AS much as $15 billion is lost each year to tax evasion, lamented Minister in the Ministry of Finance Allyson West, speaking to Newsday yesterday, ahead of Thursday’s Mid-Year Review.
Those suspected of evading tax cut across the social spectrum from the informal sector up to highly-paid professionals in established practices, she said.
“A study last August-September by Prof Karl Theodore of the University of the West Indies estimated conservatively a shortfall of $10-$15 billion annually. It’s a lot of money, that would address our deficit,” West said.
“Our tax-collection efforts at this time are not where they should be, and we don’t believe this can be properly addressed within the current structure of administration, but we need the TT Revenue Authority.”
Asked who constitutes the tax evaders, she said, “It’s everybody.
When people see they can get away with it, they will try it more and more.”
West said tax evasion must have consequences, or more and more leakages would arise.
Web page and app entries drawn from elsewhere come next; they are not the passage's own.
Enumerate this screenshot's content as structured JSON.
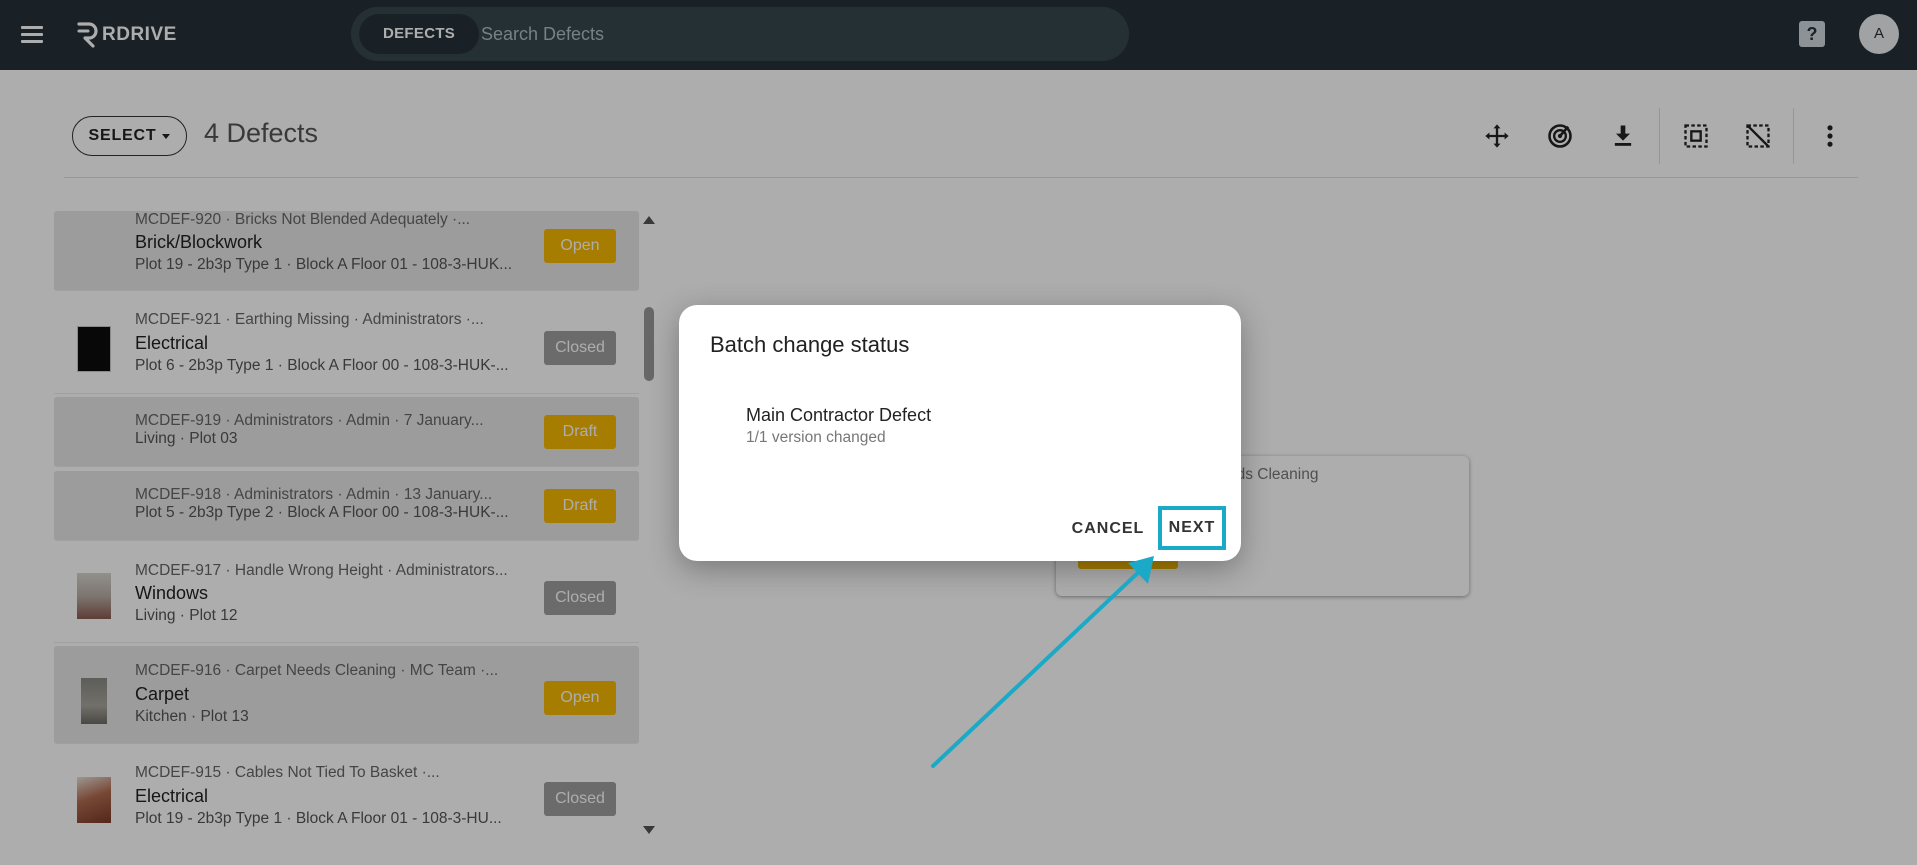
{
  "header": {
    "logo_text": "RDRIVE",
    "search_chip": "DEFECTS",
    "search_placeholder": "Search Defects",
    "help_label": "?",
    "avatar_initial": "A"
  },
  "toolbar": {
    "select_label": "SELECT",
    "count_title": "4 Defects",
    "tools": [
      "move-icon",
      "radar-icon",
      "download-icon",
      "select-all-icon",
      "deselect-all-icon",
      "more-vert-icon"
    ]
  },
  "defects": [
    {
      "meta": "MCDEF-920 · Bricks Not Blended Adequately ·...",
      "title": "Brick/Blockwork",
      "sub": "Plot 19 - 2b3p Type 1 · Block A Floor 01 - 108-3-HUK...",
      "status": "Open",
      "selected": true,
      "thumb": "none"
    },
    {
      "meta": "MCDEF-921 · Earthing Missing · Administrators ·...",
      "title": "Electrical",
      "sub": "Plot 6 - 2b3p Type 1 · Block A Floor 00 - 108-3-HUK-...",
      "status": "Closed",
      "selected": false,
      "thumb": "dark"
    },
    {
      "meta": "MCDEF-919 · Administrators · Admin · 7 January...",
      "title": "",
      "sub": "Living · Plot 03",
      "status": "Draft",
      "selected": true,
      "thumb": "none"
    },
    {
      "meta": "MCDEF-918 · Administrators · Admin · 13 January...",
      "title": "",
      "sub": "Plot 5 - 2b3p Type 2 · Block A Floor 00 - 108-3-HUK-...",
      "status": "Draft",
      "selected": true,
      "thumb": "none"
    },
    {
      "meta": "MCDEF-917 · Handle Wrong Height · Administrators...",
      "title": "Windows",
      "sub": "Living · Plot 12",
      "status": "Closed",
      "selected": false,
      "thumb": "window"
    },
    {
      "meta": "MCDEF-916 · Carpet Needs Cleaning · MC Team ·...",
      "title": "Carpet",
      "sub": "Kitchen · Plot 13",
      "status": "Open",
      "selected": true,
      "thumb": "carpet"
    },
    {
      "meta": "MCDEF-915 · Cables Not Tied To Basket ·...",
      "title": "Electrical",
      "sub": "Plot 19 - 2b3p Type 1 · Block A Floor 01 - 108-3-HU...",
      "status": "Closed",
      "selected": false,
      "thumb": "cables"
    }
  ],
  "background_card": {
    "meta_fragment": "eds Cleaning"
  },
  "dialog": {
    "title": "Batch change status",
    "item_name": "Main Contractor Defect",
    "item_sub": "1/1 version changed",
    "cancel_label": "CANCEL",
    "next_label": "NEXT"
  },
  "colors": {
    "topbar": "#263238",
    "open_badge": "#f5b800",
    "closed_badge": "#9e9e9e",
    "highlight": "#1aa9c6"
  }
}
She said this had already happened with VAT, which had seen a steady decline during the previous administration.
Asked if the best remedy was moral suasion or a big stick, she said, “We need to do a combination.” She lamented that the general public had suffered a lack of information on places to go for help since the abandonment of a specialist outreach unit of the Board of Inland Revenue (BIR) several years ago.
West also said too many people are not in the tax system.
Asked about a call by activist David Abdulah for an army of graduates to try to identify and register businessplaces across TT, West said it may not yet be time to pound the pavement, but to use existing sources of information, such as registries of doctors, attorneys and food-handlers.
On Abdulah’s remarks that the Government sees the TTRA as a panacea, West replied that no single measure is a panacea but the TTRA would go a long way to bridge the gap in revenues.
She said she expects the TTRA to be established this financial year, which lasts until September.